What to work on: Start at the top of the records below and copy them exactly to the end.

(Element data from apps and pages)
··········

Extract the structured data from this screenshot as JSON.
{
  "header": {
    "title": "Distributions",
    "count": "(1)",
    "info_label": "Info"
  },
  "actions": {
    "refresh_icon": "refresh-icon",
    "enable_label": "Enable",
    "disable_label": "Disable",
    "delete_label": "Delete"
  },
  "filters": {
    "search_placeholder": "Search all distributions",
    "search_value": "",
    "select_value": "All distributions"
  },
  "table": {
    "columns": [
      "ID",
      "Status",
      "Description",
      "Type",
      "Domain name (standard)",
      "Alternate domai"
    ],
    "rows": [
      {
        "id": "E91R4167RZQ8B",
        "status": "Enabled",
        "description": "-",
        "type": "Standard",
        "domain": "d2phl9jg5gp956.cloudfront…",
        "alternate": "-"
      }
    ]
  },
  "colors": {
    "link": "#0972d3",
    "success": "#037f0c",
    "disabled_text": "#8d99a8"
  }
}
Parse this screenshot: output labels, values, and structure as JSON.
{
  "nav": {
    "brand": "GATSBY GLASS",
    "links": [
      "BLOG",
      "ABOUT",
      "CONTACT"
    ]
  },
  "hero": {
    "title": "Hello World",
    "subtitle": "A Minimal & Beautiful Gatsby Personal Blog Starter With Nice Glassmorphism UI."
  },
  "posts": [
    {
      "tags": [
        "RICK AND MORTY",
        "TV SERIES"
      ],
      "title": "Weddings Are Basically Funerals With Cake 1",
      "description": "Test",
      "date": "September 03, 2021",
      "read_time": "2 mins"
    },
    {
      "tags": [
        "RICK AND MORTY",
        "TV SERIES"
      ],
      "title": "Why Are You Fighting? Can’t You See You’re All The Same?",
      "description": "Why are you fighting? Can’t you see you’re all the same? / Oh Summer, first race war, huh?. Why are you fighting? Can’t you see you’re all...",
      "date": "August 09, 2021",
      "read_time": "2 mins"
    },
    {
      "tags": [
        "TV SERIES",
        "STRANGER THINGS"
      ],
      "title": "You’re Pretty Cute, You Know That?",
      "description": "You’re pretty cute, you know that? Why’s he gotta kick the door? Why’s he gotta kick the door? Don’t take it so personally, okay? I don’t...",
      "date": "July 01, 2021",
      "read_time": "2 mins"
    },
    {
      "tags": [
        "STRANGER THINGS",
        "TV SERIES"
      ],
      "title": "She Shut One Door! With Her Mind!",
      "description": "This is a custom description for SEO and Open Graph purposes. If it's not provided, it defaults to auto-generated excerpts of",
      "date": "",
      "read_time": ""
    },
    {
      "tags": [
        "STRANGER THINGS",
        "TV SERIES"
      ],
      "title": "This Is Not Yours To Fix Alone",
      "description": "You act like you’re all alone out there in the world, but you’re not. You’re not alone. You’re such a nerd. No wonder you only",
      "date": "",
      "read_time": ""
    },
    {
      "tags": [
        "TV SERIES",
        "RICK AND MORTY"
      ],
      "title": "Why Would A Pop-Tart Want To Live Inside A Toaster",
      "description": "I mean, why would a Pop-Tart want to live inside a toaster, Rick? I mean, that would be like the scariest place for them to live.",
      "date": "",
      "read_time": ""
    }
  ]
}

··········

Reply:
Extract the structured data from this screenshot as JSON.
{
  "header": {
    "title": "Distributions",
    "count": "(1)",
    "info_label": "Info"
  },
  "actions": {
    "refresh_icon": "refresh-icon",
    "enable_label": "Enable",
    "disable_label": "Disable",
    "delete_label": "Delete"
  },
  "filters": {
    "search_placeholder": "Search all distributions",
    "search_value": "",
    "select_value": "All distributions"
  },
  "table": {
    "columns": [
      "ID",
      "Status",
      "Description",
      "Type",
      "Domain name (standard)",
      "Alternate domai"
    ],
    "rows": [
      {
        "id": "E91R4167RZQ8B",
        "status": "Enabled",
        "description": "-",
        "type": "Standard",
        "domain": "d2phl9jg5gp956.cloudfront…",
        "alternate": "-"
      }
    ]
  },
  "colors": {
    "link": "#0972d3",
    "success": "#037f0c",
    "disabled_text": "#8d99a8"
  }
}
Parse this screenshot: output labels, values, and structure as JSON.
{
  "nav": {
    "brand": "GATSBY GLASS",
    "links": [
      "BLOG",
      "ABOUT",
      "CONTACT"
    ]
  },
  "hero": {
    "title": "Hello World",
    "subtitle": "A Minimal & Beautiful Gatsby Personal Blog Starter With Nice Glassmorphism UI."
  },
  "posts": [
    {
      "tags": [
        "RICK AND MORTY",
        "TV SERIES"
      ],
      "title": "Weddings Are Basically Funerals With Cake 1",
      "description": "Test",
      "date": "September 03, 2021",
      "read_time": "2 mins"
    },
    {
      "tags": [
        "RICK AND MORTY",
        "TV SERIES"
      ],
      "title": "Why Are You Fighting? Can’t You See You’re All The Same?",
      "description": "Why are you fighting? Can’t you see you’re all the same? / Oh Summer, first race war, huh?. Why are you fighting? Can’t you see you’re all...",
      "date": "August 09, 2021",
      "read_time": "2 mins"
    },
    {
      "tags": [
        "TV SERIES",
        "STRANGER THINGS"
      ],
      "title": "You’re Pretty Cute, You Know That?",
      "description": "You’re pretty cute, you know that? Why’s he gotta kick the door? Why’s he gotta kick the door? Don’t take it so personally, okay? I don’t...",
      "date": "July 01, 2021",
      "read_time": "2 mins"
    },
    {
      "tags": [
        "STRANGER THINGS",
        "TV SERIES"
      ],
      "title": "She Shut One Door! With Her Mind!",
      "description": "This is a custom description for SEO and Open Graph purposes. If it's not provided, it defaults to auto-generated excerpts of",
      "date": "",
      "read_time": ""
    },
    {
      "tags": [
        "STRANGER THINGS",
        "TV SERIES"
      ],
      "title": "This Is Not Yours To Fix Alone",
      "description": "You act like you’re all alone out there in the world, but you’re not. You’re not alone. You’re such a nerd. No wonder you only",
      "date": "",
      "read_time": ""
    },
    {
      "tags": [
        "TV SERIES",
        "RICK AND MORTY"
      ],
      "title": "Why Would A Pop-Tart Want To Live Inside A Toaster",
      "description": "I mean, why would a Pop-Tart want to live inside a toaster, Rick? I mean, that would be like the scariest place for them to live.",
      "date": "",
      "read_time": ""
    }
  ]
}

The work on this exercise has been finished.